* **Work request**
From the records below, copy out each line that has the word "your".

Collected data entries
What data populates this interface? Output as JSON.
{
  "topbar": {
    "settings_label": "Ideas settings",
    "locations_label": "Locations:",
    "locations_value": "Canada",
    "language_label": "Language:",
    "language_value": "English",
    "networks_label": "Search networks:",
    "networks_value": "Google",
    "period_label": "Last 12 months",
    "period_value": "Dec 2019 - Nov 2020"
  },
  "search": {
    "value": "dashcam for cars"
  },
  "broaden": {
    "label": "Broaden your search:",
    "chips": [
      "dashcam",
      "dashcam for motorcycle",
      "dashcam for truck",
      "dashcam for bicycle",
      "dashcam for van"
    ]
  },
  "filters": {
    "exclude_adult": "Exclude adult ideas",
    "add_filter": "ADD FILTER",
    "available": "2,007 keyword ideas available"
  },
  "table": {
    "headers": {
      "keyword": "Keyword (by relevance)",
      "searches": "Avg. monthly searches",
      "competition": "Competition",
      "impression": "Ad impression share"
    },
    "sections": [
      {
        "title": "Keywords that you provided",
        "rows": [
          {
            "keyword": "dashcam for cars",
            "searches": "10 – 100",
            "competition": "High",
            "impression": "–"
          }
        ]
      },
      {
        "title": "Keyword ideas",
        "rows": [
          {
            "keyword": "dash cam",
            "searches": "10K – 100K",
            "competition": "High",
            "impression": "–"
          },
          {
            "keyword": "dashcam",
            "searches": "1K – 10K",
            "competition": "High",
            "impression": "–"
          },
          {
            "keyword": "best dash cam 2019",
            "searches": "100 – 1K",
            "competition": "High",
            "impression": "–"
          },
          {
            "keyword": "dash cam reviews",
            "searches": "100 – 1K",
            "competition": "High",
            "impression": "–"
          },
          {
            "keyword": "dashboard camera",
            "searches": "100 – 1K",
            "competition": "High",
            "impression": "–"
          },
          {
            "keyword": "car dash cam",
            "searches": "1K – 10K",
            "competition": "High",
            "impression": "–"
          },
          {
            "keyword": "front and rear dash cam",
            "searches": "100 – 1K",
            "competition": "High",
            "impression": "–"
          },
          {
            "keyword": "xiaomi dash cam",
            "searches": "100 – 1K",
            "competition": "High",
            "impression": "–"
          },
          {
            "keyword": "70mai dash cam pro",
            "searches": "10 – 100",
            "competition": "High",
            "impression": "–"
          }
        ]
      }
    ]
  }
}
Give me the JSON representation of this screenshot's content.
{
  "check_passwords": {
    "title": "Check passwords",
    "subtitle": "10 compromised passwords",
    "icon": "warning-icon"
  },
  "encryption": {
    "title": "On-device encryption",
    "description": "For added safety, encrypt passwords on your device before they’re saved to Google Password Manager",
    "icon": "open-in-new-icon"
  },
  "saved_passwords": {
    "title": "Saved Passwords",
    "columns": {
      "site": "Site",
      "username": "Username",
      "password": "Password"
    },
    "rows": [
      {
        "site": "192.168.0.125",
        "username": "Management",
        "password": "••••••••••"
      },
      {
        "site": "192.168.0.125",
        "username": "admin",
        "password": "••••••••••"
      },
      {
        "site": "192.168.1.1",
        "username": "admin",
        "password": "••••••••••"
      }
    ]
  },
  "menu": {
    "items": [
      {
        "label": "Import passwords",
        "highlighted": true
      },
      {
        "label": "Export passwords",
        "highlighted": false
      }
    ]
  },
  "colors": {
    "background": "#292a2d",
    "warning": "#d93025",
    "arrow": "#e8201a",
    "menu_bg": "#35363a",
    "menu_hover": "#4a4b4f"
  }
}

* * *

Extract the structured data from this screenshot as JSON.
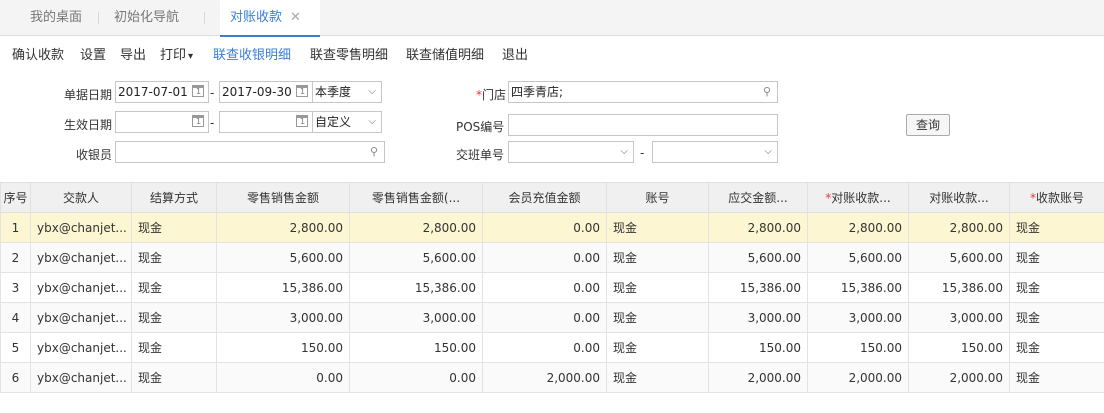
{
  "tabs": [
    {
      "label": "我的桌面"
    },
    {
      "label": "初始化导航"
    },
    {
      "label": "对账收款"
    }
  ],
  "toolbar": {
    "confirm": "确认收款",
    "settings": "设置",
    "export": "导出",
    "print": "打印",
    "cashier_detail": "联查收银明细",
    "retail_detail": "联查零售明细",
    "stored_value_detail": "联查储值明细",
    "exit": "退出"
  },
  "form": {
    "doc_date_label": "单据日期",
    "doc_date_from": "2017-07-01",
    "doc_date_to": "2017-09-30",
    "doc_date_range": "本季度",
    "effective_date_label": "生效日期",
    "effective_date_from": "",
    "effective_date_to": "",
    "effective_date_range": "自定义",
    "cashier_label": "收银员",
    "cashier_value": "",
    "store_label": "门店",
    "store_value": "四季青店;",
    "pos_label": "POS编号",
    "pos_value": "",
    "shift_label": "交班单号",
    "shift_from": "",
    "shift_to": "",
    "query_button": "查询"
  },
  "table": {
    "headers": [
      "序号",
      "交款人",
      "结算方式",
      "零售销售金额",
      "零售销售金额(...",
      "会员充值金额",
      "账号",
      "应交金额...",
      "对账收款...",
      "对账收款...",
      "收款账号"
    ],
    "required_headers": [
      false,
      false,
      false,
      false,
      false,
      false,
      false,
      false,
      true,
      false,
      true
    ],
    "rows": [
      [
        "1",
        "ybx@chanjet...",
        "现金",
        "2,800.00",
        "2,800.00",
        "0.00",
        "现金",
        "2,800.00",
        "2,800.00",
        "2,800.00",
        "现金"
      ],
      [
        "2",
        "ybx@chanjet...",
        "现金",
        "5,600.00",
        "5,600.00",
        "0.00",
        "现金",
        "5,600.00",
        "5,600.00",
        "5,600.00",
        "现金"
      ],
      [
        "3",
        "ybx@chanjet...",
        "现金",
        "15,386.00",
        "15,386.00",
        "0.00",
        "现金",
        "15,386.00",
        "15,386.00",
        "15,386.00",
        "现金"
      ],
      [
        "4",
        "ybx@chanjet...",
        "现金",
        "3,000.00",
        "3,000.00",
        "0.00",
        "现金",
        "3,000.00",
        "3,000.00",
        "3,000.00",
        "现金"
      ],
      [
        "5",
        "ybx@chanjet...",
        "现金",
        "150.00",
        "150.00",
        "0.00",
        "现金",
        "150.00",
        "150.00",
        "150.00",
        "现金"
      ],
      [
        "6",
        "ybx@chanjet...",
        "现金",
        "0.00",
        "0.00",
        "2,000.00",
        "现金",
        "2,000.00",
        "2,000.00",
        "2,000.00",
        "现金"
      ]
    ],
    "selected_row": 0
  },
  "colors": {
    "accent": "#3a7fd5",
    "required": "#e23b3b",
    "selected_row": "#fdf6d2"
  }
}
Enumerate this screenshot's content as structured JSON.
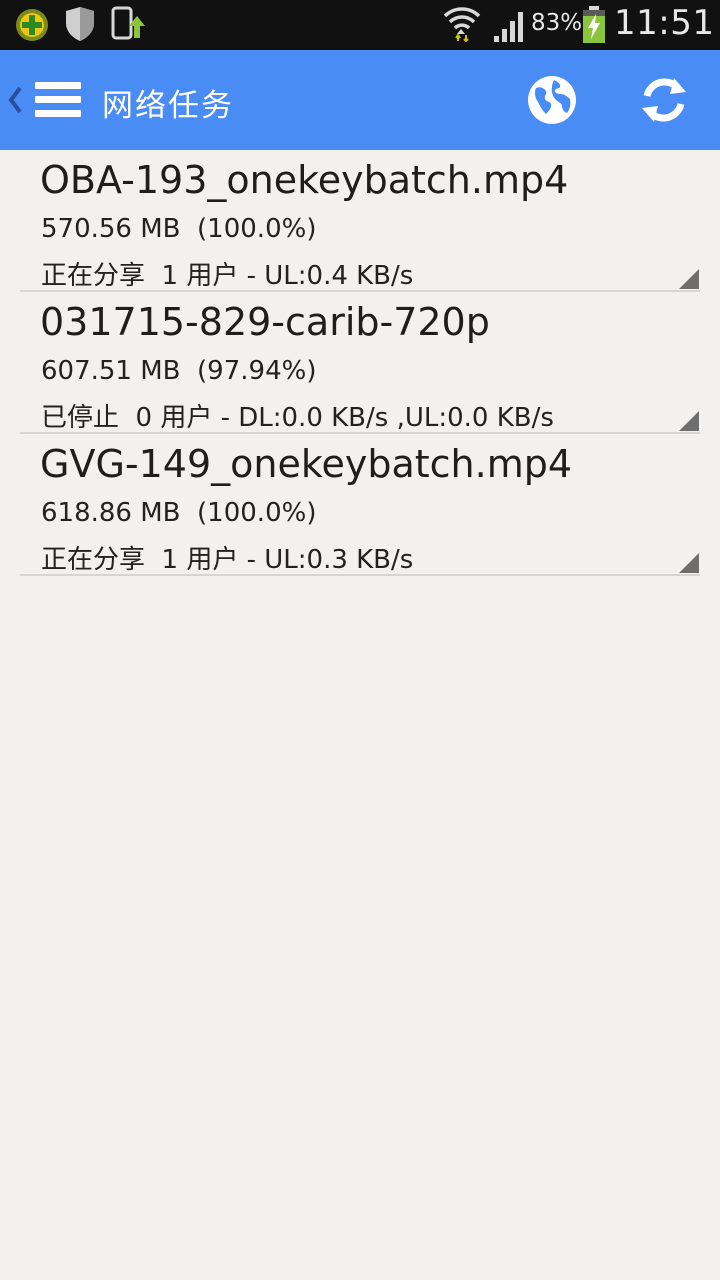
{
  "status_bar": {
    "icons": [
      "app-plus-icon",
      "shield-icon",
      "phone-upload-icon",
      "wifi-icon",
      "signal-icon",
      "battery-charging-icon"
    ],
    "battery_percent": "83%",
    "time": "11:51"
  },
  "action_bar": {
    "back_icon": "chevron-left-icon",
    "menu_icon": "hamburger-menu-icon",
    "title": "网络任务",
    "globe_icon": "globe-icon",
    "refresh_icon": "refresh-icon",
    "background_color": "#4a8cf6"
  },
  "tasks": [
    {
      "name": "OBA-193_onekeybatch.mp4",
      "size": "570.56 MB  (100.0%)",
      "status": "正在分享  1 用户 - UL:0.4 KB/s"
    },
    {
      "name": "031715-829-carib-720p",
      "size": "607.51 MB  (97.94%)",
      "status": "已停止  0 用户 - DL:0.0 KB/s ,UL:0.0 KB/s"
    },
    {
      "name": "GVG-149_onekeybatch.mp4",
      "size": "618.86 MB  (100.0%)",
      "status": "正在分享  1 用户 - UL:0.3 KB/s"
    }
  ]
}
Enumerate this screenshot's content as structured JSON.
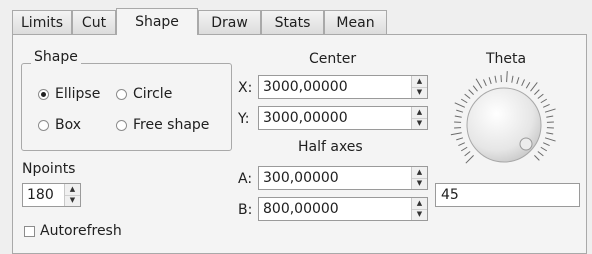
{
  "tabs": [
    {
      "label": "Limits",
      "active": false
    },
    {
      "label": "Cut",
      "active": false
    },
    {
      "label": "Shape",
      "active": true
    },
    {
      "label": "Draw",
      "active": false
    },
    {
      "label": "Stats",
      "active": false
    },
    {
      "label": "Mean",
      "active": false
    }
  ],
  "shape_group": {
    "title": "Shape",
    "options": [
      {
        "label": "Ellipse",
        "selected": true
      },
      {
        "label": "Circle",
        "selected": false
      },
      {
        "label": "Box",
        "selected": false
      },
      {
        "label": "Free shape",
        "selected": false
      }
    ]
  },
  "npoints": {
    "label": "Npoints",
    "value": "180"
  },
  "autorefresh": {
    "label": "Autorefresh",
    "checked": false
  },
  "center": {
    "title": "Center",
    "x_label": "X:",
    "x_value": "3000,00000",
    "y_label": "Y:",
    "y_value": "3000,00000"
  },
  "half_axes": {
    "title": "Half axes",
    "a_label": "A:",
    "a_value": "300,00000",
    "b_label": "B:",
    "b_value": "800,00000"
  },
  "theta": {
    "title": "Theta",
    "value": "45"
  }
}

* **Solution for this exercise**
    "label": "Broaden your search:",
    "description": "For added safety, encrypt passwords on your device before they’re saved to Google Password Manager",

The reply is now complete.